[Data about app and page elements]
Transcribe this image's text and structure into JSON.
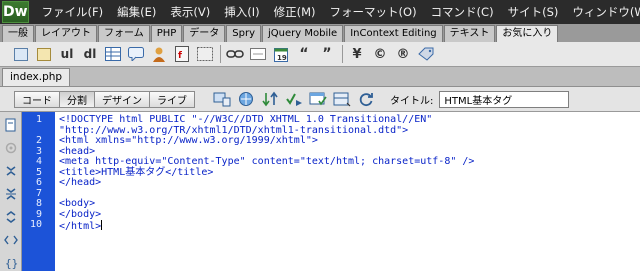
{
  "app": {
    "logo": "Dw"
  },
  "menu": [
    "ファイル(F)",
    "編集(E)",
    "表示(V)",
    "挿入(I)",
    "修正(M)",
    "フォーマット(O)",
    "コマンド(C)",
    "サイト(S)",
    "ウィンドウ(W)"
  ],
  "insert_tabs": [
    "一般",
    "レイアウト",
    "フォーム",
    "PHP",
    "データ",
    "Spry",
    "jQuery Mobile",
    "InContext Editing",
    "テキスト",
    "お気に入り"
  ],
  "insert_tab_active": "お気に入り",
  "insert_icons": [
    "image-icon",
    "image-icon-2",
    "ul",
    "dl",
    "table-icon",
    "comment-icon",
    "user-icon",
    "flash-icon",
    "div-icon",
    "link-icon",
    "spacer-icon",
    "date-icon",
    "“",
    "”",
    "¥",
    "©",
    "®",
    "tag-icon"
  ],
  "document": {
    "tab": "index.php"
  },
  "doc_toolbar": {
    "views": [
      "コード",
      "分割",
      "デザイン",
      "ライブ"
    ],
    "active_view": "分割",
    "title_label": "タイトル:",
    "title_value": "HTML基本タグ"
  },
  "editor": {
    "line_numbers": [
      "1",
      "2",
      "3",
      "4",
      "5",
      "6",
      "7",
      "8",
      "9",
      "10"
    ],
    "lines": [
      "<!DOCTYPE html PUBLIC \"-//W3C//DTD XHTML 1.0 Transitional//EN\"",
      "\"http://www.w3.org/TR/xhtml1/DTD/xhtml1-transitional.dtd\">",
      "<html xmlns=\"http://www.w3.org/1999/xhtml\">",
      "<head>",
      "<meta http-equiv=\"Content-Type\" content=\"text/html; charset=utf-8\" />",
      "<title>HTML基本タグ</title>",
      "</head>",
      "",
      "<body>",
      "</body>",
      "</html>"
    ]
  },
  "colors": {
    "gutter": "#1c53d8",
    "code_text": "#0a24c8",
    "menubar": "#2b2b2b"
  }
}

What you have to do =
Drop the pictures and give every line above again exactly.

Expected output =
Transcribe this image's text and structure into JSON.
{
  "app": {
    "logo": "Dw"
  },
  "menu": [
    "ファイル(F)",
    "編集(E)",
    "表示(V)",
    "挿入(I)",
    "修正(M)",
    "フォーマット(O)",
    "コマンド(C)",
    "サイト(S)",
    "ウィンドウ(W)"
  ],
  "insert_tabs": [
    "一般",
    "レイアウト",
    "フォーム",
    "PHP",
    "データ",
    "Spry",
    "jQuery Mobile",
    "InContext Editing",
    "テキスト",
    "お気に入り"
  ],
  "insert_tab_active": "お気に入り",
  "insert_icons": [
    "image-icon",
    "image-icon-2",
    "ul",
    "dl",
    "table-icon",
    "comment-icon",
    "user-icon",
    "flash-icon",
    "div-icon",
    "link-icon",
    "spacer-icon",
    "date-icon",
    "“",
    "”",
    "¥",
    "©",
    "®",
    "tag-icon"
  ],
  "document": {
    "tab": "index.php"
  },
  "doc_toolbar": {
    "views": [
      "コード",
      "分割",
      "デザイン",
      "ライブ"
    ],
    "active_view": "分割",
    "title_label": "タイトル:",
    "title_value": "HTML基本タグ"
  },
  "editor": {
    "line_numbers": [
      "1",
      "2",
      "3",
      "4",
      "5",
      "6",
      "7",
      "8",
      "9",
      "10"
    ],
    "lines": [
      "<!DOCTYPE html PUBLIC \"-//W3C//DTD XHTML 1.0 Transitional//EN\"",
      "\"http://www.w3.org/TR/xhtml1/DTD/xhtml1-transitional.dtd\">",
      "<html xmlns=\"http://www.w3.org/1999/xhtml\">",
      "<head>",
      "<meta http-equiv=\"Content-Type\" content=\"text/html; charset=utf-8\" />",
      "<title>HTML基本タグ</title>",
      "</head>",
      "",
      "<body>",
      "</body>",
      "</html>"
    ]
  },
  "colors": {
    "gutter": "#1c53d8",
    "code_text": "#0a24c8",
    "menubar": "#2b2b2b"
  }
}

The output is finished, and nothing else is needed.